by Daniel PipesWhat Motivates Suicide Bombers
Hours after the killing of fifteen Israelis in a Jerusalem restaurant on Aug. 9, the brother of the 23-year-old suicide bomber delightedly announced that "This is a unique operation for its quality and success.... Palestinians everywhere can now hold up their heads."
Likewise, after a 22-year-old suicide bomber two months earlier killed twenty-one Israelis at a Tel Aviv discotheque, his father announced, "I am very happy and proud of what my son did and, frankly, am a bit jealous.... I wish I had done it myself."
And so it has been with nearly all suicide operations-family members rejoicing at the "martyrdom" of their brothers and children. Some fathers even publicly announce a hope that their children will kill Israelis in suicide operations. Puzzled by this apparent denial of the primal human urge to protect one's young, President Bush has commented, "I just can't understand this." He is hardly alone.
Two main factors account for this bizarre behavior. The first concerns the Palestinian Authority drumming into impressionable young people the glory of suicidal death while killing Israelis. PA television harps constantly on this message. On the "Children's Club" (a "Sesame Street"-like children's program), a young boy sings, "When I wander into Jerusalem, I will become a suicide bomber." A repeatedly-shown television clip calls on children to "Drop your toys. Pick up rocks." In another, the words to a children's song go: "How pleasant is the smell of martyrs, how pleasant the smell of land, the land enriched by the blood, the blood pouring out of a fresh body."
Ikrima Sabri, the PA's ranking religious leader, has said, "The younger the martyr, the greater and the more I respect him," while praising mothers who "willingly sacrifice their offspring for the sake of freedom." PA schools indoctrinate students on the virtues and joys of martyrdom, then honor and celebrate suicide killers. Four camps this past summer trained 8-to-12-year-olds for suicide bombings.
Organizations like Hamas promise to look after the financial needs of the killers' families. In all, notes Meyrav Wurmser, a Hudson Institute specialist on the indoctrination of students, the PA has developed "a state-run ideology that pushes [children] to their death."
The second factor explains why this indoctrination works and why Palestinian families enthusiastically send their children to die. What pressure could overcome the human instinct to protect one's beloved? That pressure is not hard to locate, for it pervades Middle Eastern life. It is an unrelenting, compulsive preoccupation with family honor. The power of this obligation goes far beyond anything Westerners encounter.
The fixation on family honor takes two main forms. The negative one, called "ird" in Arabic, concerns the sexual purity of women and it accounts for the Middle Eastern custom of murdering female relatives for perceived offenses to the family. Such honor killings are intended to purify the family from its shame; thus do brothers kill sisters, cousins kill cousins, fathers kill daughters and even sons kill mothers.

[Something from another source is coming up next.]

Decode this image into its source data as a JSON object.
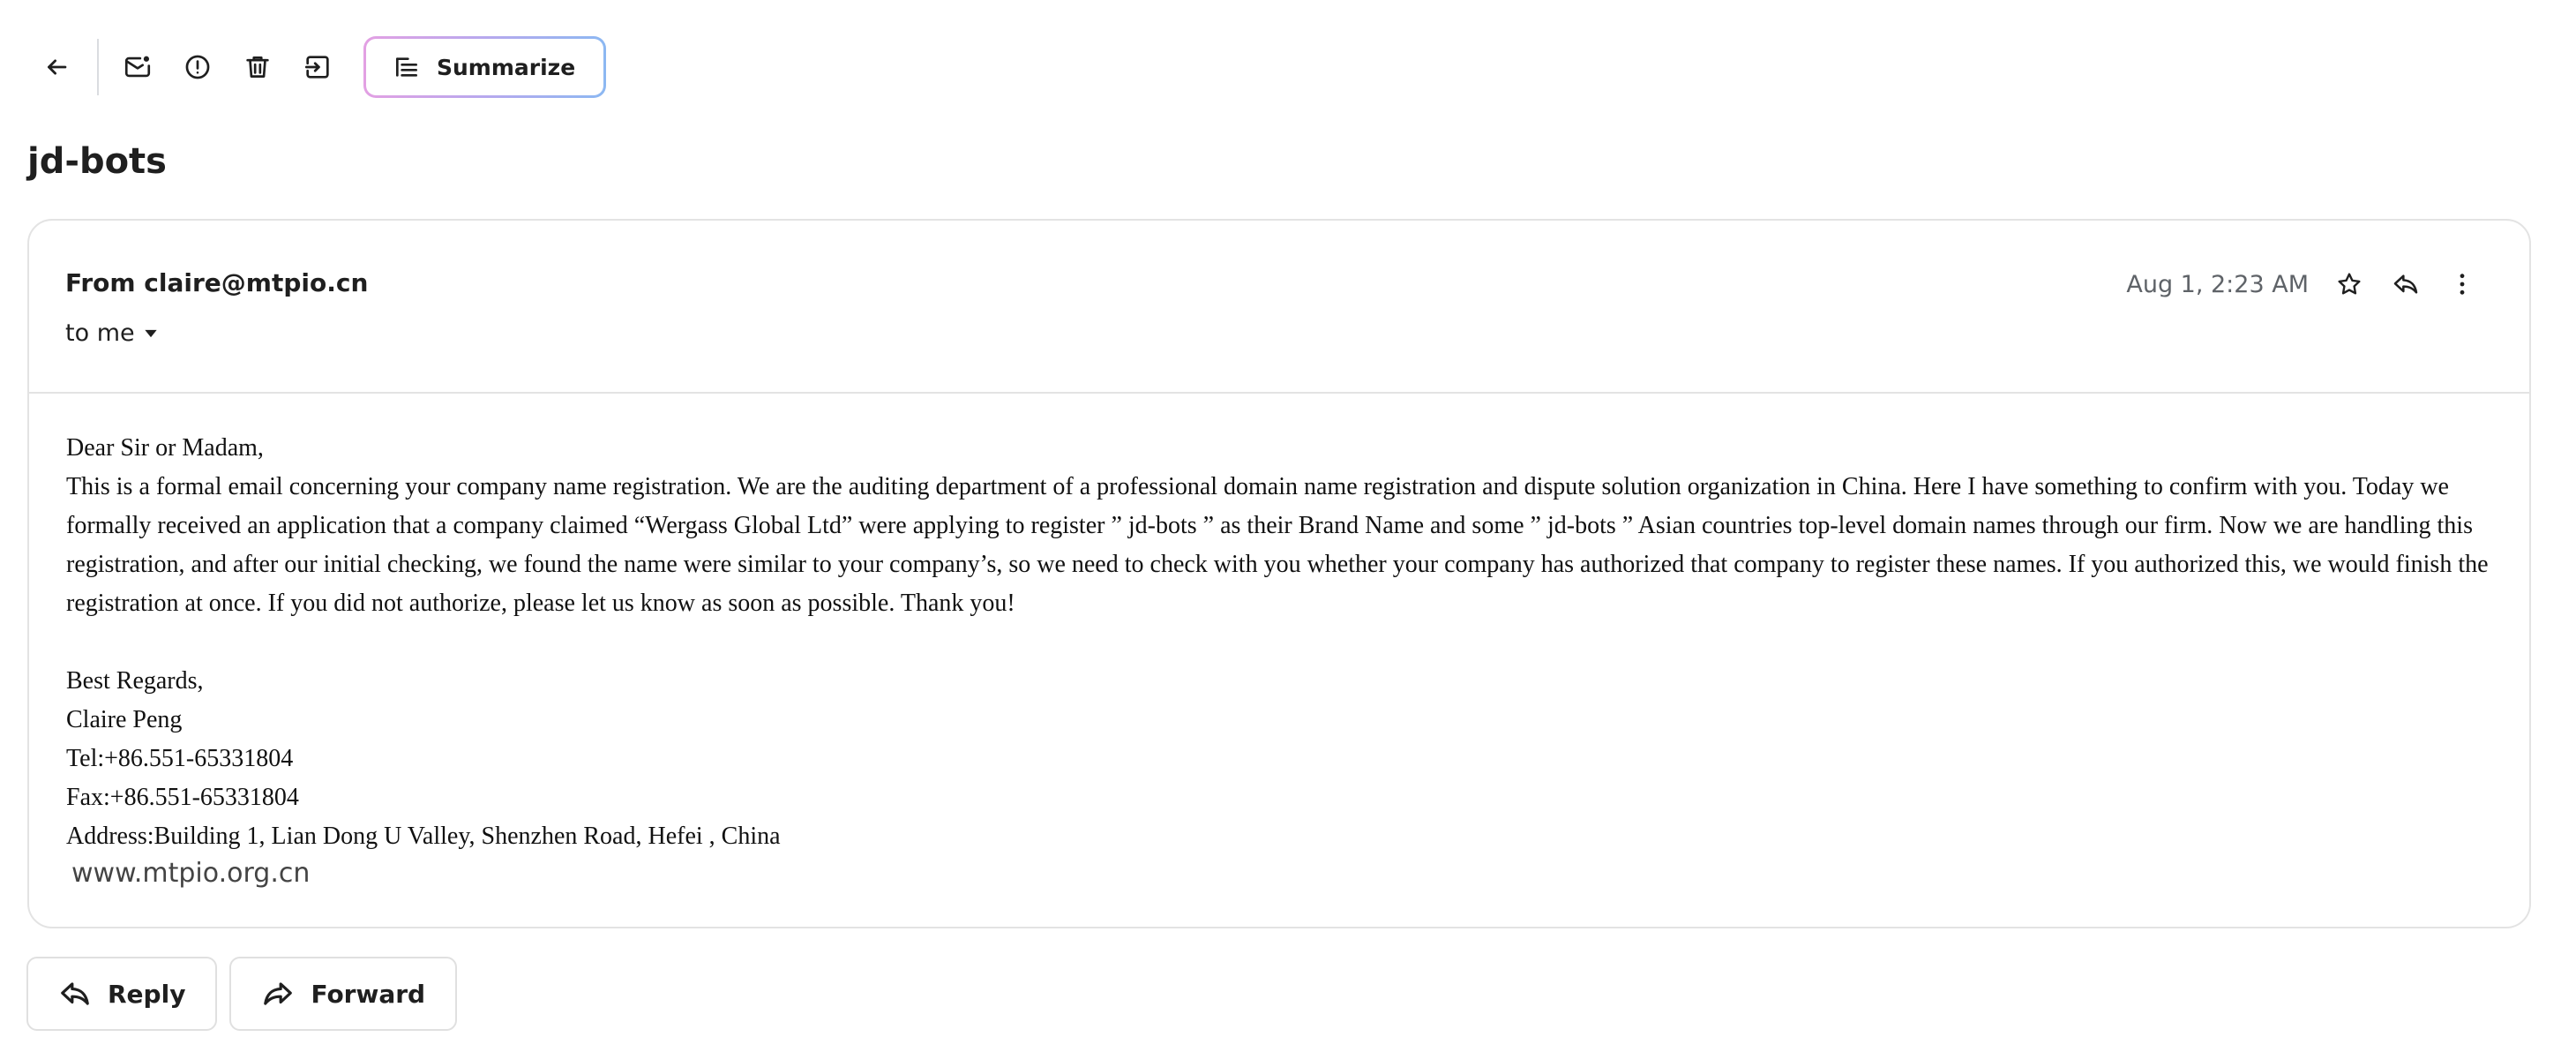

These men do so not because they want to-almost nothing could be more horrifying in the context of the tight-knit Middle Eastern family-but because they feel obliged to. Allowing a dishonored woman to remain alive brings ridicule and disdain on the entire family. In such circumstances, mere love for a daughter or sister dwindles into insignificance; she must be killed.
Thus, after an Egyptian father strangled his unmarried but pregnant daughter, cut her corpse in eight parts, and threw those down the toilet, he explained his reasons: "Shame kept following me [before the murder] wherever I went. The village's people had no mercy on me. They were making jokes and mocking me. I couldn't bear it and decided to put an end to this."
The positive form of honor ("sharaf" in Arabic) involves efforts to enhance the family's status by taking steps to win it praise and renown; and nothing can win a family as much glory as its willing sacrifice of a family member for a noble cause. Thanks to PA propaganda, suicide bombing has become a highly honored act. Thus, the Tel Aviv bomber's father crowed about his son, "He has become a hero! Tell me, what more could a father ask?"
Combined, the monstrous social environment created by the Palestinian Authority and the families' preoccupation with social status goes far to explain why Palestinians glory in the destruction of their youth.
Daniel Pipes, director of the Philadelphia-based Middle East Forum, is author of numerous books on the troubled region. His Website is DanielPipes.org